Let’s say I am successul in selling theMIT aculty on the importance o sell-ing. What would be covered in a curricu-lum designed to teach it?Certainly there would be the basics o talking—and, especially, listening—topeople. Students would learn that one o the nicest things they can do or a personis to ask or advice. They would be taughthow to identiy prospects or mouse-traps, and how to “qualiy” them—to de-termine whether they need mousetrapsand have the means to buy them.There would be some instruction onmaking presentations that build credibil-ity and translate the eatures o mouse-traps into benets or buyers. Studentswould learn—this is critical—that it israrely the purpose o a presentation toshow how smart you are.Students would learn about spotting“buying signs,” asking or the order,and handling the inevitable objections.Toward the end they would learn thedierence between sales and market-ing. It would be hard to cram all thisinto the existing our-year programs,but selling, like engineering, requireslielong learning.So now, while I work on getting MITto establish the new InterdisciplinaryProgram in Selling, perecting your salesskills is something that each o you hasto do on your own. Start with the mostintimidating part o selling—asking orthe order. Most o our reluctance to sellcomes rom our ear that i we ask orthe order, we will be told no.I there is one trick to selling, it is get-ting over the ear o rejection, and I cansuggest a strategy or doing it.Decide that you are going to sell some-thing today. Start with something simple,like selling the idea o going to a partic-ular restaurant or lunch. Find a coupleo people with whom you would like tohave lunch and ask them to go with youto this restaurant. Then orce yoursel tostop talking so you can listen to the an-swer. I they say yes, you can move on tomore challenging sales situations.But what i your worst ears are real-ized, and your associates say no? This isit, the moment o truth. Smile and justask why. Listen to the objections and tryto deal with them. The way to overcomethat paralyzing ear o rejection—thewhole trick o selling—is to hear “no” asa learning opportunity. That’s the distil-lation o years o learning about selling.So, I urge you, sell something today.And i you are not convinced aboutwhy you should sell, I want to hearyour objections. Or i your rst ewselling attempts go awry, I want to hearhow. So, sell already.
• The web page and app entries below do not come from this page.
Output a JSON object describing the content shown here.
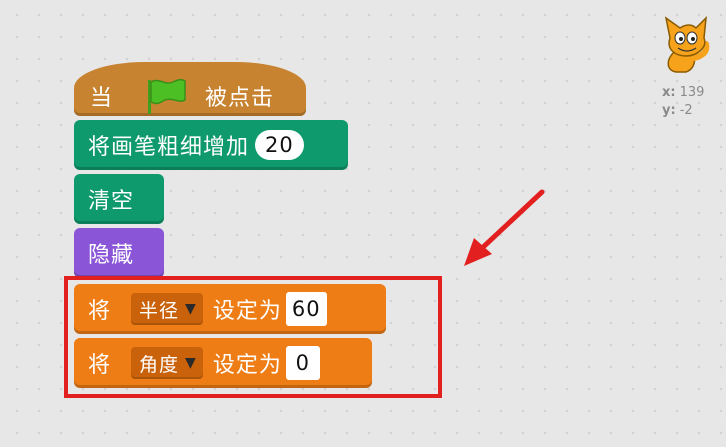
{
  "script": {
    "hat": {
      "when_label": "当",
      "clicked_label": "被点击",
      "icon": "green-flag-icon"
    },
    "pen_block": {
      "label": "将画笔粗细增加",
      "value": "20"
    },
    "clear_block": {
      "label": "清空"
    },
    "hide_block": {
      "label": "隐藏"
    },
    "set_radius": {
      "prefix": "将",
      "variable": "半径",
      "mid": "设定为",
      "value": "60"
    },
    "set_angle": {
      "prefix": "将",
      "variable": "角度",
      "mid": "设定为",
      "value": "0"
    }
  },
  "sprite_info": {
    "icon": "cat-sprite-icon",
    "x_label": "x:",
    "x_value": "139",
    "y_label": "y:",
    "y_value": "-2"
  },
  "colors": {
    "events": "#c88330",
    "pen": "#0e9a6c",
    "looks": "#8a55d7",
    "data": "#ee7d16",
    "highlight": "#e32020",
    "arrow": "#e32020"
  }
}
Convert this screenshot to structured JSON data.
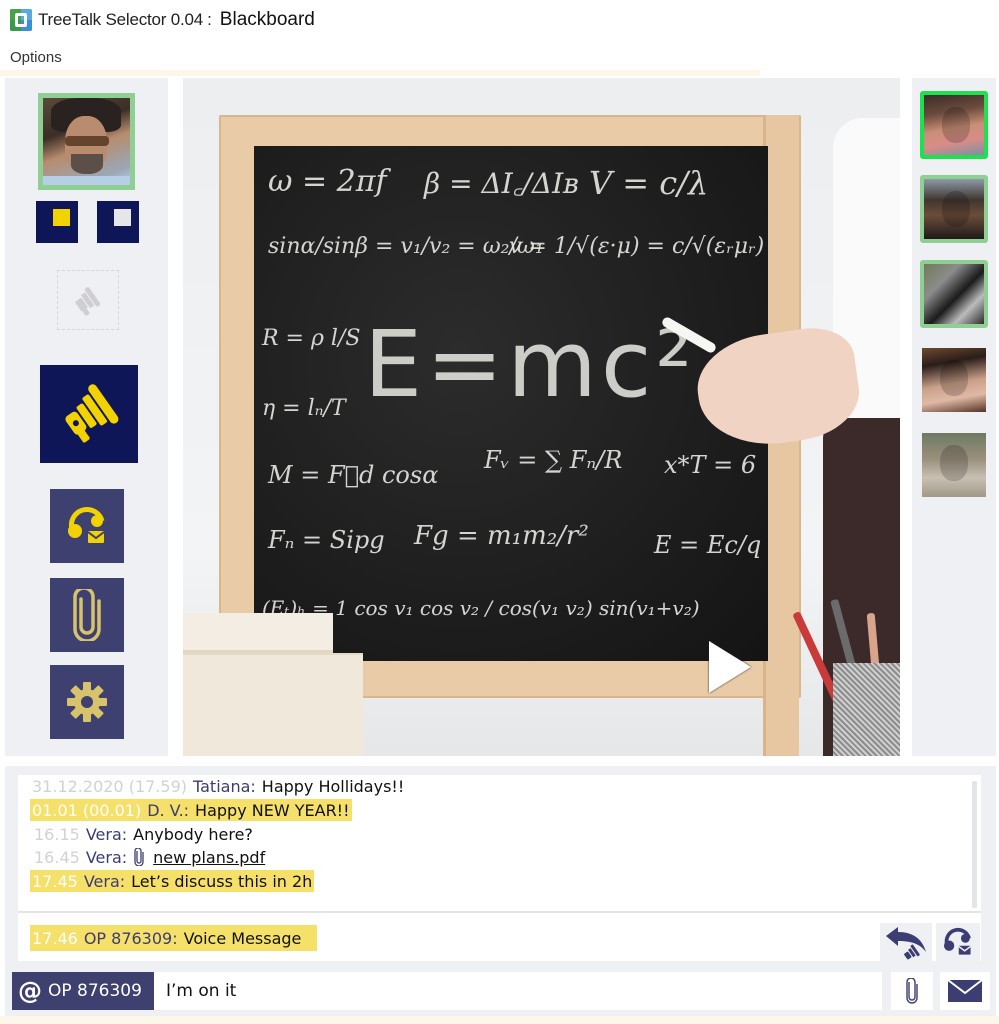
{
  "window": {
    "app_title": "TreeTalk Selector 0.04",
    "title_separator": ":",
    "document_title": "Blackboard",
    "app_icon": "treetalk-logo-icon"
  },
  "menu": {
    "items": [
      {
        "label": "Options"
      }
    ]
  },
  "left_toolbar": {
    "self_avatar": {
      "icon": "user-avatar",
      "status_color": "#8fcf94"
    },
    "toggles": [
      {
        "icon": "yellow-square-icon",
        "color": "#f2d200",
        "active": true
      },
      {
        "icon": "white-square-icon",
        "color": "#e6e6e8",
        "active": false
      }
    ],
    "disabled_button": {
      "icon": "megaphone-disabled-icon"
    },
    "push_to_talk": {
      "icon": "megaphone-icon",
      "bg": "#0f1657",
      "fg": "#f2d200"
    },
    "buttons": [
      {
        "name": "voicemail",
        "icon": "headset-mail-icon"
      },
      {
        "name": "attachments",
        "icon": "paperclip-icon"
      },
      {
        "name": "settings",
        "icon": "gear-icon"
      }
    ]
  },
  "main_view": {
    "content": "blackboard-video",
    "board_text": {
      "row1": [
        "ω = 2πf",
        "β = ΔI꜀/ΔIʙ",
        "V = c/λ"
      ],
      "row2": [
        "sinα/sinβ = v₁/v₂ = ω₂/ω₁",
        "v = 1/√(ε·μ) = c/√(εᵣμᵣ)"
      ],
      "left_col": [
        "R = ρ l/S",
        "η = lₙ/T",
        "M = F⃗d cosα"
      ],
      "big": "E=mc²",
      "row_mid": [
        "Fᵥ = ∑ Fₙ/R",
        "x*T = 6"
      ],
      "row_low": [
        "Fₙ = Sipg",
        "Fg = m₁m₂/r²",
        "E = Ec/q"
      ],
      "row_bottom": [
        "(Eₜ)ₕ = 1 cos v₁ cos v₂ / cos(v₁ v₂) sin(v₁+v₂)"
      ]
    },
    "play_button": {
      "icon": "play-icon"
    }
  },
  "contacts": [
    {
      "name": "contact-1",
      "status": "active"
    },
    {
      "name": "contact-2",
      "status": "online"
    },
    {
      "name": "contact-3",
      "status": "online"
    },
    {
      "name": "contact-4",
      "status": "offline"
    },
    {
      "name": "contact-5",
      "status": "offline"
    }
  ],
  "chat": {
    "messages": [
      {
        "time": "31.12.2020 (17.59)",
        "sender": "Tatiana:",
        "text": "Happy Hollidays!!",
        "highlight": false
      },
      {
        "time": "01.01 (00.01)",
        "sender": "D. V.:",
        "text": "Happy NEW YEAR!!",
        "highlight": true
      },
      {
        "time": "16.15",
        "sender": "Vera:",
        "text": "Anybody here?",
        "highlight": false
      },
      {
        "time": "16.45",
        "sender": "Vera:",
        "text": "new plans.pdf",
        "attachment": true,
        "highlight": false
      },
      {
        "time": "17.45",
        "sender": "Vera:",
        "text": "Let’s discuss this in 2h",
        "highlight": true
      }
    ],
    "pinned": {
      "time": "17.46",
      "sender": "OP 876309:",
      "text": "Voice Message",
      "highlight": true
    },
    "reply_button": {
      "icon": "reply-voice-icon"
    },
    "voice_reply_button": {
      "icon": "headset-mail-icon"
    },
    "highlight_color": "#f5e06a",
    "sender_color": "#3b3d73"
  },
  "composer": {
    "mention_symbol": "@",
    "mention_target": "OP 876309",
    "input_value": "I’m on it",
    "attach_icon": "paperclip-icon",
    "send_icon": "envelope-icon"
  }
}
 RObeRT M. MeTcalfe 
received bachelor’sdegrees rom MIT in electrical engineering andmanagement, and a PhD in computer sciencerom Harvard. He invented the Ethernet local-areanetworking system and ounded 3Com in SantaClara, CA, to commercialize it. This article wasdeveloped rom a lecture at the MIT Laboratoryor Computer Science.Reprinted with permission o 
Thnoogy Rviw
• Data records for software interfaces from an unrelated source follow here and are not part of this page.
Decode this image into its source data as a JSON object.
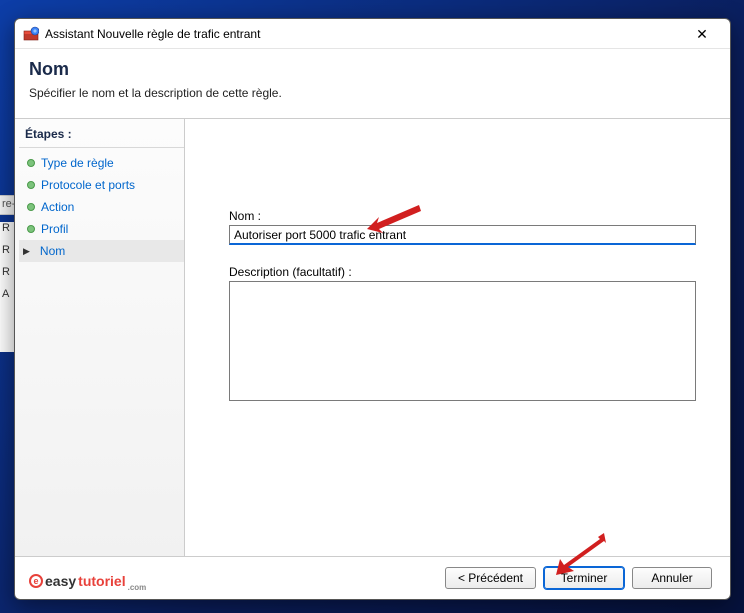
{
  "window": {
    "title": "Assistant Nouvelle règle de trafic entrant"
  },
  "header": {
    "title": "Nom",
    "subtitle": "Spécifier le nom et la description de cette règle."
  },
  "steps": {
    "heading": "Étapes :",
    "items": [
      {
        "label": "Type de règle",
        "current": false
      },
      {
        "label": "Protocole et ports",
        "current": false
      },
      {
        "label": "Action",
        "current": false
      },
      {
        "label": "Profil",
        "current": false
      },
      {
        "label": "Nom",
        "current": true
      }
    ]
  },
  "form": {
    "name_label": "Nom :",
    "name_value": "Autoriser port 5000 trafic entrant",
    "description_label": "Description (facultatif) :",
    "description_value": ""
  },
  "footer": {
    "back": "< Précédent",
    "finish": "Terminer",
    "cancel": "Annuler"
  },
  "watermark": {
    "brand_prefix": "easy",
    "brand_suffix": "tutoriel",
    "tld": ".com"
  },
  "background_rows": [
    "R",
    "R",
    "R",
    "A"
  ]
}
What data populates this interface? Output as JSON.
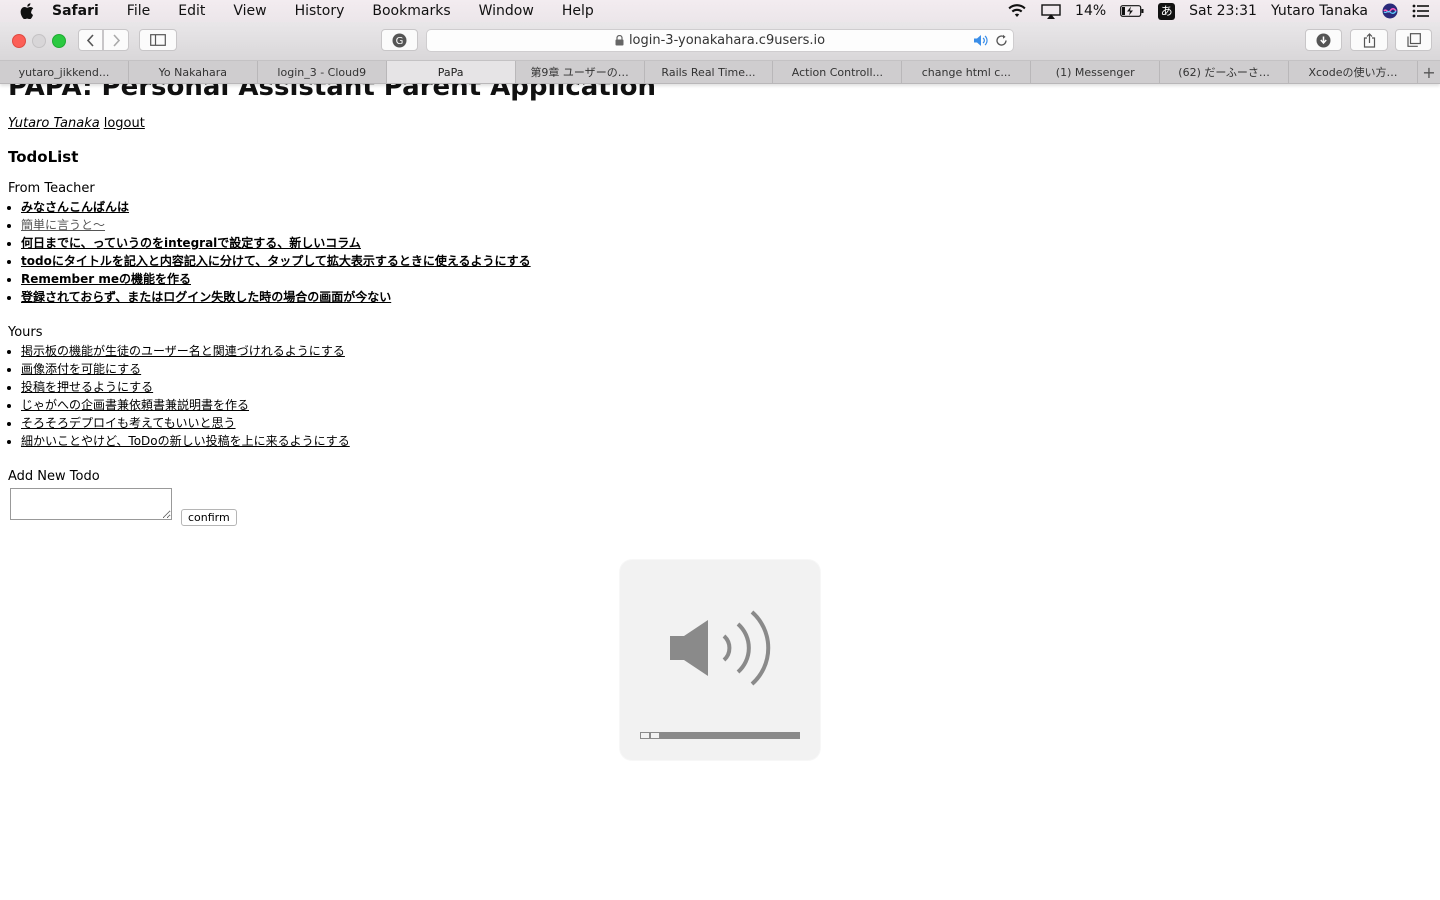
{
  "menubar": {
    "app_name": "Safari",
    "items": [
      "File",
      "Edit",
      "View",
      "History",
      "Bookmarks",
      "Window",
      "Help"
    ],
    "battery": "14%",
    "input_method": "あ",
    "clock": "Sat 23:31",
    "user": "Yutaro Tanaka"
  },
  "browser": {
    "url": "login-3-yonakahara.c9users.io",
    "tabs": [
      {
        "label": "yutaro_jikkend..."
      },
      {
        "label": "Yo Nakahara"
      },
      {
        "label": "login_3 - Cloud9"
      },
      {
        "label": "PaPa"
      },
      {
        "label": "第9章 ユーザーの…"
      },
      {
        "label": "Rails Real Time..."
      },
      {
        "label": "Action Controll..."
      },
      {
        "label": "change html c..."
      },
      {
        "label": "(1) Messenger"
      },
      {
        "label": "(62) だーふーさ…"
      },
      {
        "label": "Xcodeの使い方…"
      }
    ],
    "active_tab": 3,
    "add_tab": "+"
  },
  "page": {
    "title": "PAPA: Personal Assistant Parent Application",
    "user_link": "Yutaro Tanaka",
    "logout_link": "logout",
    "section_title": "TodoList",
    "from_teacher_label": "From Teacher",
    "teacher_todos": [
      "みなさんこんばんは",
      "簡単に言うと〜",
      "何日までに、っていうのをintegralで設定する、新しいコラム",
      "todoにタイトルを記入と内容記入に分けて、タップして拡大表示するときに使えるようにする",
      "Remember meの機能を作る",
      "登録されておらず、またはログイン失敗した時の場合の画面が今ない"
    ],
    "yours_label": "Yours",
    "your_todos": [
      "掲示板の機能が生徒のユーザー名と関連づけれるようにする",
      "画像添付を可能にする",
      "投稿を押せるようにする",
      "じゃがへの企画書兼依頼書兼説明書を作る",
      "そろそろデプロイも考えてもいいと思う",
      "細かいことやけど、ToDoの新しい投稿を上に来るようにする"
    ],
    "add_label": "Add New Todo",
    "new_todo_value": "",
    "confirm_label": "confirm"
  },
  "volume_hud": {
    "level_fraction": 0.13
  }
}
,published by MIT, Copyright © 1992.
May/June 1992
ing is high ing, nd  I rnd to rvin th suttiso its prti.”
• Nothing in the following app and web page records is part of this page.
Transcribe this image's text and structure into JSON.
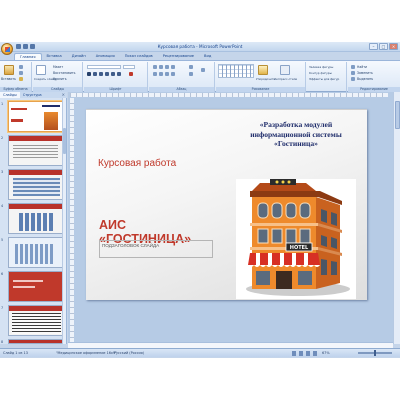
{
  "window": {
    "title": "Курсовая работа - Microsoft PowerPoint",
    "controls": [
      "–",
      "□",
      "×"
    ]
  },
  "ribbon_tabs": [
    "Главная",
    "Вставка",
    "Дизайн",
    "Анимация",
    "Показ слайдов",
    "Рецензирование",
    "Вид"
  ],
  "ribbon": {
    "clipboard": {
      "label": "Буфер обмена",
      "paste": "Вставить"
    },
    "slides": {
      "label": "Слайды",
      "create": "Создать слайд",
      "layout": "Макет",
      "restore": "Восстановить",
      "delete": "Удалить"
    },
    "font": {
      "label": "Шрифт"
    },
    "paragraph": {
      "label": "Абзац"
    },
    "drawing": {
      "label": "Рисование",
      "arrange": "Упорядочить",
      "styles": "Экспресс-стили"
    },
    "shape": {
      "fill": "Заливка фигуры",
      "outline": "Контур фигуры",
      "effects": "Эффекты для фигур"
    },
    "editing": {
      "label": "Редактирование",
      "find": "Найти",
      "replace": "Заменить",
      "select": "Выделить"
    }
  },
  "pane": {
    "tabs": [
      "Слайды",
      "Структура"
    ],
    "close": "×",
    "slide_numbers": [
      "1",
      "2",
      "3",
      "4",
      "5",
      "6",
      "7",
      "8"
    ]
  },
  "slide": {
    "left_title": "Курсовая работа",
    "right_title": "«Разработка модулей информационной системы «Гостиница»",
    "ais_line1": "АИС",
    "ais_line2": "«ГОСТИНИЦА»",
    "subtitle_placeholder": "ПОДЗАГОЛОВОК СЛАЙДА",
    "hotel_sign": "HOTEL"
  },
  "status": {
    "slide_info": "Слайд 1 из 13",
    "theme": "\"Медицинское оформление 16x9\"",
    "language": "Русский (Россия)",
    "zoom": "67%"
  },
  "colors": {
    "accent_red": "#c0392b",
    "title_navy": "#1f2d6b",
    "ribbon_blue": "#c5d5ea"
  }
}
Technology Review

Activity (44)

You've already reviewed this. Edit your review.
1 thousand reads
1 hundred reads
Soe Moe Win liked this
Jeppo X. Julian liked this
Jean Heutte liked this
Ashu Rajdor liked this
takashiro liked this
stellar2046 liked this
Oxony20 liked this

You're Reading a Free Preview

/*********** DO NOT ALTER ANYTHING BELOW THIS LINE ! ************/ var s_code=s.t();if(s_code)document.write(s_code)//-->